# [TASK DETAILS]
Scan the entries below and extract each line with the word "into" in it.

### GIVEN DATA ###

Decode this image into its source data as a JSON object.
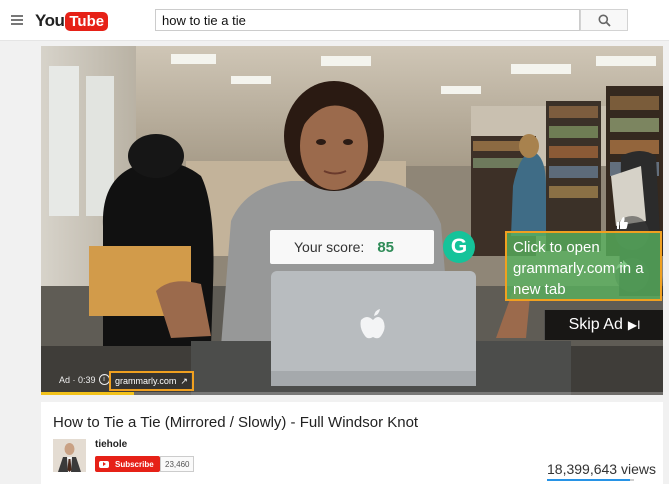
{
  "header": {
    "logo_you": "You",
    "logo_tube": "Tube",
    "search_value": "how to tie a tie"
  },
  "player": {
    "score_label": "Your score:",
    "score_value": "85",
    "grammarly_icon_letter": "G",
    "ad_cta_text": "Click to open grammarly.com in a new tab",
    "skip_label": "Skip Ad",
    "skip_arrow": "▶I",
    "ad_timer": "Ad · 0:39",
    "ad_url": "grammarly.com",
    "ad_progress": 0.15,
    "colors": {
      "progress": "#f2c21b",
      "highlight": "#f0a020",
      "grammarly": "#15c39a"
    }
  },
  "video": {
    "title": "How to Tie a Tie (Mirrored / Slowly) - Full Windsor Knot",
    "channel": "tiehole",
    "subscribe_label": "Subscribe",
    "subscriber_count": "23,460",
    "views": "18,399,643 views",
    "like_ratio": 0.95
  },
  "icons": [
    "menu-icon",
    "search-icon",
    "thumbs-up-icon",
    "share-icon",
    "info-icon",
    "external-link-icon",
    "youtube-play-icon"
  ]
}
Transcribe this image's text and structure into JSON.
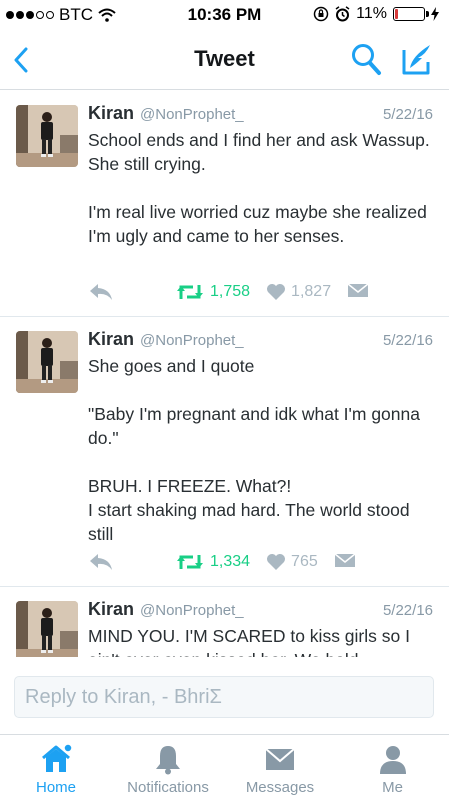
{
  "status_bar": {
    "carrier": "BTC",
    "time": "10:36 PM",
    "battery_percent": "11%",
    "battery_level": 0.11,
    "signal_bars": 3
  },
  "nav": {
    "title": "Tweet",
    "icons": [
      "back-icon",
      "search-icon",
      "compose-icon"
    ]
  },
  "tweets": [
    {
      "author": "Kiran",
      "handle": "@NonProphet_",
      "date": "5/22/16",
      "text": "School ends and I find her and ask Wassup. She still crying.\n\nI'm real live worried cuz maybe she realized I'm ugly and came to her senses.",
      "retweets": "1,758",
      "likes": "1,827"
    },
    {
      "author": "Kiran",
      "handle": "@NonProphet_",
      "date": "5/22/16",
      "text": "She goes and I quote\n\n\"Baby I'm pregnant and idk what I'm gonna do.\"\n\nBRUH. I FREEZE. What?!\nI start shaking mad hard. The world stood still",
      "retweets": "1,334",
      "likes": "765"
    },
    {
      "author": "Kiran",
      "handle": "@NonProphet_",
      "date": "5/22/16",
      "text": "MIND YOU. I'M SCARED to kiss girls so I ain't ever even kissed her. We held",
      "retweets": "",
      "likes": ""
    }
  ],
  "reply": {
    "placeholder": "Reply to Kiran, - BhriΣ"
  },
  "tabs": [
    {
      "label": "Home",
      "icon": "home-icon",
      "active": true
    },
    {
      "label": "Notifications",
      "icon": "bell-icon",
      "active": false
    },
    {
      "label": "Messages",
      "icon": "envelope-icon",
      "active": false
    },
    {
      "label": "Me",
      "icon": "person-icon",
      "active": false
    }
  ],
  "colors": {
    "accent": "#1da1f2",
    "retweet": "#19cf86",
    "muted": "#8899a6",
    "battery_low": "#d63b3b"
  }
}
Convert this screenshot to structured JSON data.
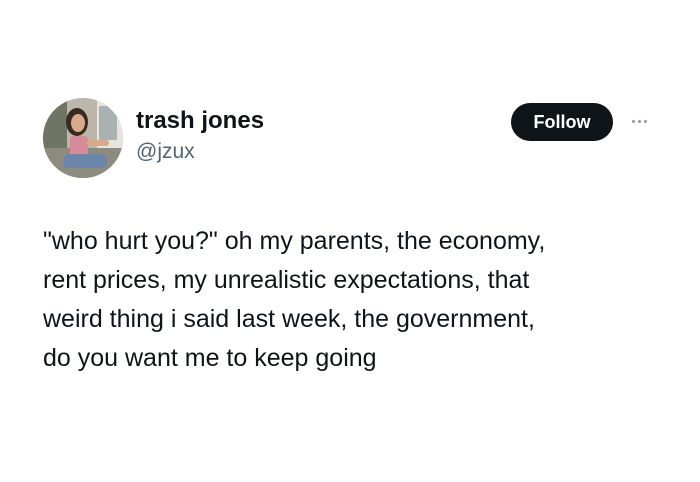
{
  "user": {
    "display_name": "trash jones",
    "handle": "@jzux",
    "avatar_icon": "profile-photo"
  },
  "actions": {
    "follow_label": "Follow",
    "more_icon": "more-dots-icon"
  },
  "tweet": {
    "lines": [
      "\"who hurt you?\" oh my parents, the economy,",
      "rent prices, my unrealistic expectations, that",
      "weird thing i said last week, the government,",
      "do you want me to keep going"
    ]
  },
  "colors": {
    "text": "#0f1419",
    "secondary_text": "#536471",
    "button_bg": "#0f1419",
    "button_text": "#ffffff"
  }
}
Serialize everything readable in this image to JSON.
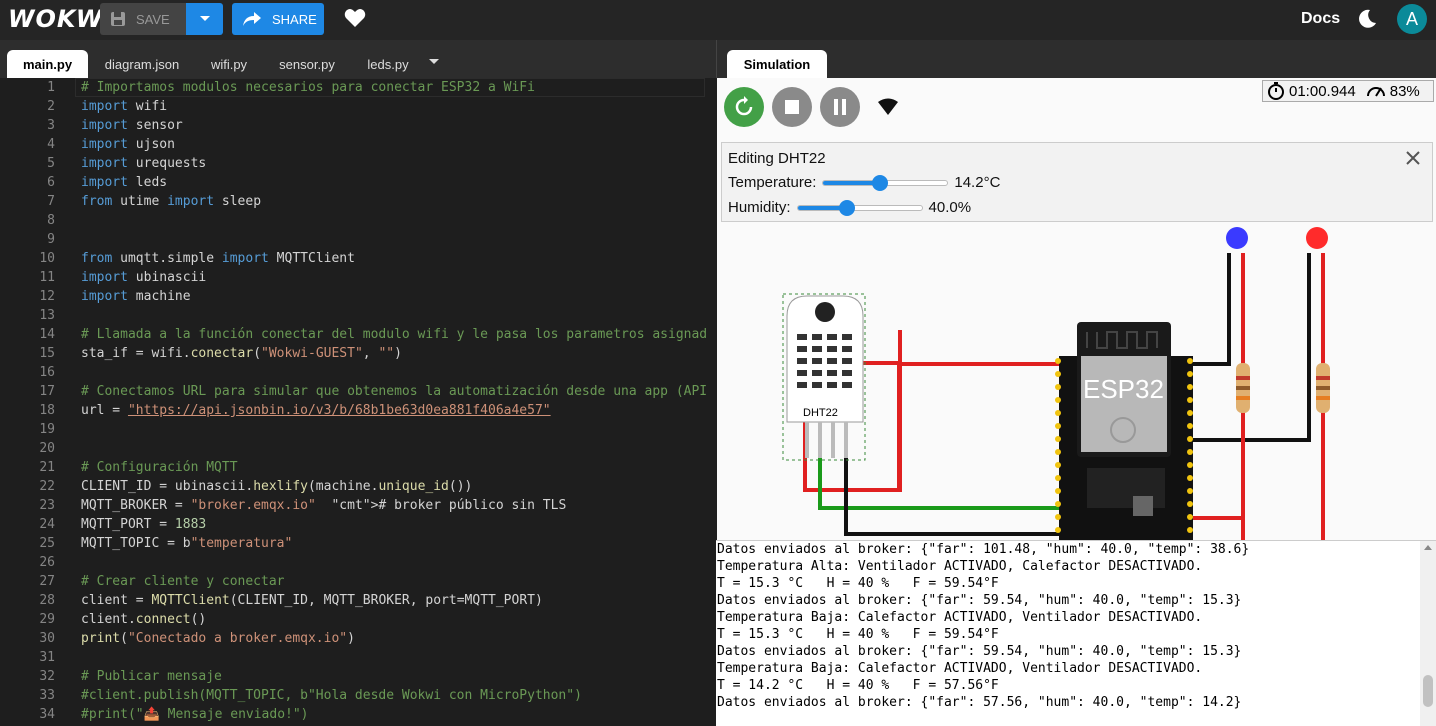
{
  "header": {
    "logo": "WOKWI",
    "save_label": "SAVE",
    "share_label": "SHARE",
    "docs_label": "Docs",
    "avatar_letter": "A"
  },
  "tabs": [
    {
      "label": "main.py",
      "active": true
    },
    {
      "label": "diagram.json"
    },
    {
      "label": "wifi.py"
    },
    {
      "label": "sensor.py"
    },
    {
      "label": "leds.py"
    }
  ],
  "code": [
    {
      "n": "1",
      "text": "# Importamos modulos necesarios para conectar ESP32 a WiFi"
    },
    {
      "n": "2",
      "text": "import wifi"
    },
    {
      "n": "3",
      "text": "import sensor"
    },
    {
      "n": "4",
      "text": "import ujson"
    },
    {
      "n": "5",
      "text": "import urequests"
    },
    {
      "n": "6",
      "text": "import leds"
    },
    {
      "n": "7",
      "text": "from utime import sleep"
    },
    {
      "n": "8",
      "text": ""
    },
    {
      "n": "9",
      "text": ""
    },
    {
      "n": "10",
      "text": "from umqtt.simple import MQTTClient"
    },
    {
      "n": "11",
      "text": "import ubinascii"
    },
    {
      "n": "12",
      "text": "import machine"
    },
    {
      "n": "13",
      "text": ""
    },
    {
      "n": "14",
      "text": "# Llamada a la función conectar del modulo wifi y le pasa los parametros asignad"
    },
    {
      "n": "15",
      "text": "sta_if = wifi.conectar(\"Wokwi-GUEST\", \"\")"
    },
    {
      "n": "16",
      "text": ""
    },
    {
      "n": "17",
      "text": "# Conectamos URL para simular que obtenemos la automatización desde una app (API"
    },
    {
      "n": "18",
      "text": "url = \"https://api.jsonbin.io/v3/b/68b1be63d0ea881f406a4e57\""
    },
    {
      "n": "19",
      "text": ""
    },
    {
      "n": "20",
      "text": ""
    },
    {
      "n": "21",
      "text": "# Configuración MQTT"
    },
    {
      "n": "22",
      "text": "CLIENT_ID = ubinascii.hexlify(machine.unique_id())"
    },
    {
      "n": "23",
      "text": "MQTT_BROKER = \"broker.emqx.io\"  # broker público sin TLS"
    },
    {
      "n": "24",
      "text": "MQTT_PORT = 1883"
    },
    {
      "n": "25",
      "text": "MQTT_TOPIC = b\"temperatura\""
    },
    {
      "n": "26",
      "text": ""
    },
    {
      "n": "27",
      "text": "# Crear cliente y conectar"
    },
    {
      "n": "28",
      "text": "client = MQTTClient(CLIENT_ID, MQTT_BROKER, port=MQTT_PORT)"
    },
    {
      "n": "29",
      "text": "client.connect()"
    },
    {
      "n": "30",
      "text": "print(\"Conectado a broker.emqx.io\")"
    },
    {
      "n": "31",
      "text": ""
    },
    {
      "n": "32",
      "text": "# Publicar mensaje"
    },
    {
      "n": "33",
      "text": "#client.publish(MQTT_TOPIC, b\"Hola desde Wokwi con MicroPython\")"
    },
    {
      "n": "34",
      "text": "#print(\"📤 Mensaje enviado!\")"
    }
  ],
  "simulation": {
    "tab_label": "Simulation",
    "timer": "01:00.944",
    "speed": "83%",
    "editing_title": "Editing DHT22",
    "temperature_label": "Temperature:",
    "temperature_value": "14.2°C",
    "temperature_fraction": 0.46,
    "humidity_label": "Humidity:",
    "humidity_value": "40.0%",
    "humidity_fraction": 0.4,
    "chip_label": "ESP32",
    "sensor_label": "DHT22"
  },
  "console": [
    "Datos enviados al broker: {\"far\": 101.48, \"hum\": 40.0, \"temp\": 38.6}",
    "Temperatura Alta: Ventilador ACTIVADO, Calefactor DESACTIVADO.",
    "T = 15.3 °C   H = 40 %   F = 59.54°F",
    "Datos enviados al broker: {\"far\": 59.54, \"hum\": 40.0, \"temp\": 15.3}",
    "Temperatura Baja: Calefactor ACTIVADO, Ventilador DESACTIVADO.",
    "T = 15.3 °C   H = 40 %   F = 59.54°F",
    "Datos enviados al broker: {\"far\": 59.54, \"hum\": 40.0, \"temp\": 15.3}",
    "Temperatura Baja: Calefactor ACTIVADO, Ventilador DESACTIVADO.",
    "T = 14.2 °C   H = 40 %   F = 57.56°F",
    "Datos enviados al broker: {\"far\": 57.56, \"hum\": 40.0, \"temp\": 14.2}"
  ],
  "colors": {
    "accent": "#1e88e5",
    "restart": "#43a047",
    "avatar": "#0b8a99",
    "wire_red": "#e02020",
    "wire_green": "#1a9a1a"
  }
}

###

# [TASK RESPONSE]
Decode this image into its source data as a JSON object.
Transcribe this image's text and structure into JSON.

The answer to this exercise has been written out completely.